It’s easy –– and misleading –– to think of South Carolina as a state where ritzy resorts like Hilton Head Island, historic cities like Charleston, and popular beach destinations like Myrtle Beach are the only main attractions. In fact, the state also offers plenty of wild nature and diversity, from its mountains in the west to the lakes, rivers and rural Americana stretching across to the Atlantic. The state has also hosted such films as Cold Mountain, The Strangers, Die Hard: With a Vengeance, The Patriot and The Notebook.

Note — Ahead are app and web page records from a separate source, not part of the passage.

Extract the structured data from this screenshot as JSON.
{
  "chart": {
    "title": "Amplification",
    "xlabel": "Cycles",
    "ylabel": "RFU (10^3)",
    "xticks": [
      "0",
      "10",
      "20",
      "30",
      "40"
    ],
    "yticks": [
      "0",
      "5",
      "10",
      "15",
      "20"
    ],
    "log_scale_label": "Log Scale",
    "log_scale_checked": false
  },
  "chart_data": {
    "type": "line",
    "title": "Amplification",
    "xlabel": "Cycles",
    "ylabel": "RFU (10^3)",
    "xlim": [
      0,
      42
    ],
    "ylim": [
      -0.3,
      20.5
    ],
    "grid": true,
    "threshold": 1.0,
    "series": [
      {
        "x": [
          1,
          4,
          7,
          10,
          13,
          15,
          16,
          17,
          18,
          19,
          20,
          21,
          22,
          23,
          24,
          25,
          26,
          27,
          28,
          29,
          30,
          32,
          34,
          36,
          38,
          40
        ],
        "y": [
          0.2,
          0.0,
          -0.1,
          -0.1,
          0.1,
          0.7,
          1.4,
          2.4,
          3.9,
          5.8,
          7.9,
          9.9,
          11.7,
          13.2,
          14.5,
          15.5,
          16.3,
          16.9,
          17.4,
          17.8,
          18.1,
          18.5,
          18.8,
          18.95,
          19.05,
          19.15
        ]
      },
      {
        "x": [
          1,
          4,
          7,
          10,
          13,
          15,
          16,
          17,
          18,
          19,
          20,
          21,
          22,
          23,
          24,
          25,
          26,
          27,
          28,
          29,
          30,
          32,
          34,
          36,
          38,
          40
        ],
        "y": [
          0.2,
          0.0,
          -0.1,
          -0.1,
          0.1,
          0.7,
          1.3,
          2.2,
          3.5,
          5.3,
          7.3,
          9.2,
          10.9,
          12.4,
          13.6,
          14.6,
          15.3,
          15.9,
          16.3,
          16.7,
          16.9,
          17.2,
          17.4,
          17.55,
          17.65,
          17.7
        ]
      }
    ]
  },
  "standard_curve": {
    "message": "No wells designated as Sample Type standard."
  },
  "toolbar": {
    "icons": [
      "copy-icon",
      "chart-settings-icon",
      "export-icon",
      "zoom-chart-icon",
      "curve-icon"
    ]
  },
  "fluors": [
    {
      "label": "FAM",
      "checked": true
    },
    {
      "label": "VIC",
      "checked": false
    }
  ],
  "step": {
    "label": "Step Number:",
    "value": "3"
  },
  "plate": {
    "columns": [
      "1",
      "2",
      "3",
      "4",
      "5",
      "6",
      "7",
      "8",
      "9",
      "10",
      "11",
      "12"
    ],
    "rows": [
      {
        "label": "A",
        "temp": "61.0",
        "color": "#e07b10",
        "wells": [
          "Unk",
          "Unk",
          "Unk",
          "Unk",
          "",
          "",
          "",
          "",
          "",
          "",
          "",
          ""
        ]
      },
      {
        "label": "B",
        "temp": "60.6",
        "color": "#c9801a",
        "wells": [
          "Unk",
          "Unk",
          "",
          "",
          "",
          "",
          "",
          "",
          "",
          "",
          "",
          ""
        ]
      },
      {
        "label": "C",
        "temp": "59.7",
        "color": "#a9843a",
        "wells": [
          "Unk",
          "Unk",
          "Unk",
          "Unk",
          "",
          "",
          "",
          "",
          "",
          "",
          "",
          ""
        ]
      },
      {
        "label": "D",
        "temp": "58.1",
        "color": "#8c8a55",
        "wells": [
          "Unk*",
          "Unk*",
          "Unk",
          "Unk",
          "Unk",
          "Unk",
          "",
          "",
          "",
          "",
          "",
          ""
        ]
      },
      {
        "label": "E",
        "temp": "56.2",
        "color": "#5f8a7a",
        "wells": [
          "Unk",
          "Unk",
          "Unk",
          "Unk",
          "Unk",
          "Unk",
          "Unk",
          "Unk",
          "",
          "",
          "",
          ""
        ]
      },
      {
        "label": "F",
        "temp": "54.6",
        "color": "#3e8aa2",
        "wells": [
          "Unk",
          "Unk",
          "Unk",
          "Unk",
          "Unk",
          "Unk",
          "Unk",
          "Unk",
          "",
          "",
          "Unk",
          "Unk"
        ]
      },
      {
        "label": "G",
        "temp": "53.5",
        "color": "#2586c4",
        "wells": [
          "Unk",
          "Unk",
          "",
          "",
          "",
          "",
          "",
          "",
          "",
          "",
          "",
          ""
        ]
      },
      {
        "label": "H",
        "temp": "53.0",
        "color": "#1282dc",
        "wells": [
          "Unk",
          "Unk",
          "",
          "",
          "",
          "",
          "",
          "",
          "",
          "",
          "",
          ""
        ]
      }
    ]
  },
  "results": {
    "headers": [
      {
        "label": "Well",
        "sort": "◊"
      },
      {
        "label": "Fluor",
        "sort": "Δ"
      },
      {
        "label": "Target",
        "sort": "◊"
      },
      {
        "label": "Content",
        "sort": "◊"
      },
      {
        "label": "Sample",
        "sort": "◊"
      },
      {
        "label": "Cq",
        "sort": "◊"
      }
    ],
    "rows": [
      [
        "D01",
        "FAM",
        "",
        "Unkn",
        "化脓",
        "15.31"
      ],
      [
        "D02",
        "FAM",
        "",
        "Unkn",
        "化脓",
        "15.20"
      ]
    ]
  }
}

Another big draw, stressed in the state’s “cash rebates in 30 days” advertisements, is the production-friendly nature of South Carolina’s incentives. Tom Clark, project manager of the South Carolina Film Commission, notes that the state’s incentives differ from other states’ incentives in that it includes “a cash rebate, paid to the production company within 30 days of final audit,” while other states offer tax credits or tax refunds that require brokers and long waiting periods. Productions filming in South Carolina can receive up to a 20-percent cash rebate on in-state employee wages and a 10-percent cash rebate up to $3,500 on out-of-state employee wages. Out-of-state performing artists (including stunt performers) are eligible for the full 20-percent cash rebate. Additionally, Clark notes that South Carolina offers up to a 30-percent cash rebate on in-state supplier expenditures if at least $1,000,000 is spent in the state. The 20-percent wage rebate applies to any employee of the production who earns less than $1,000,000 and whose wages are subject to the state’s withholding tax. The 30-percent supplier rebate applies to all goods and services acquired from a South Carolina supplier. In addition, all productions spending over $250,000 are exempt from sales-and-accommodations taxes, and all film productions are eligible to use state properties fee free.
“Our incentives have been very successful, although we don’t have as much money to throw around as Michigan and Georgia,” says Clark, who manages grants for local indie filmmakers. “But then, [the film] Dear John was shot here during winter, and you can always find green here, and we also doubled for six foreign countries, including Africa, Afghanistan and the Balkans –– and all within 30 minutes of Charleston.” Charleston is also the base for the top Lifetime series “Army Wives,” now in its fourth season in the city. “We’re also starting a new indie film, Little Red Wagon, produced by Anonymous Content and Beliefnet,” adds Clark, “and we have two more possible features coming, so we’re busy.”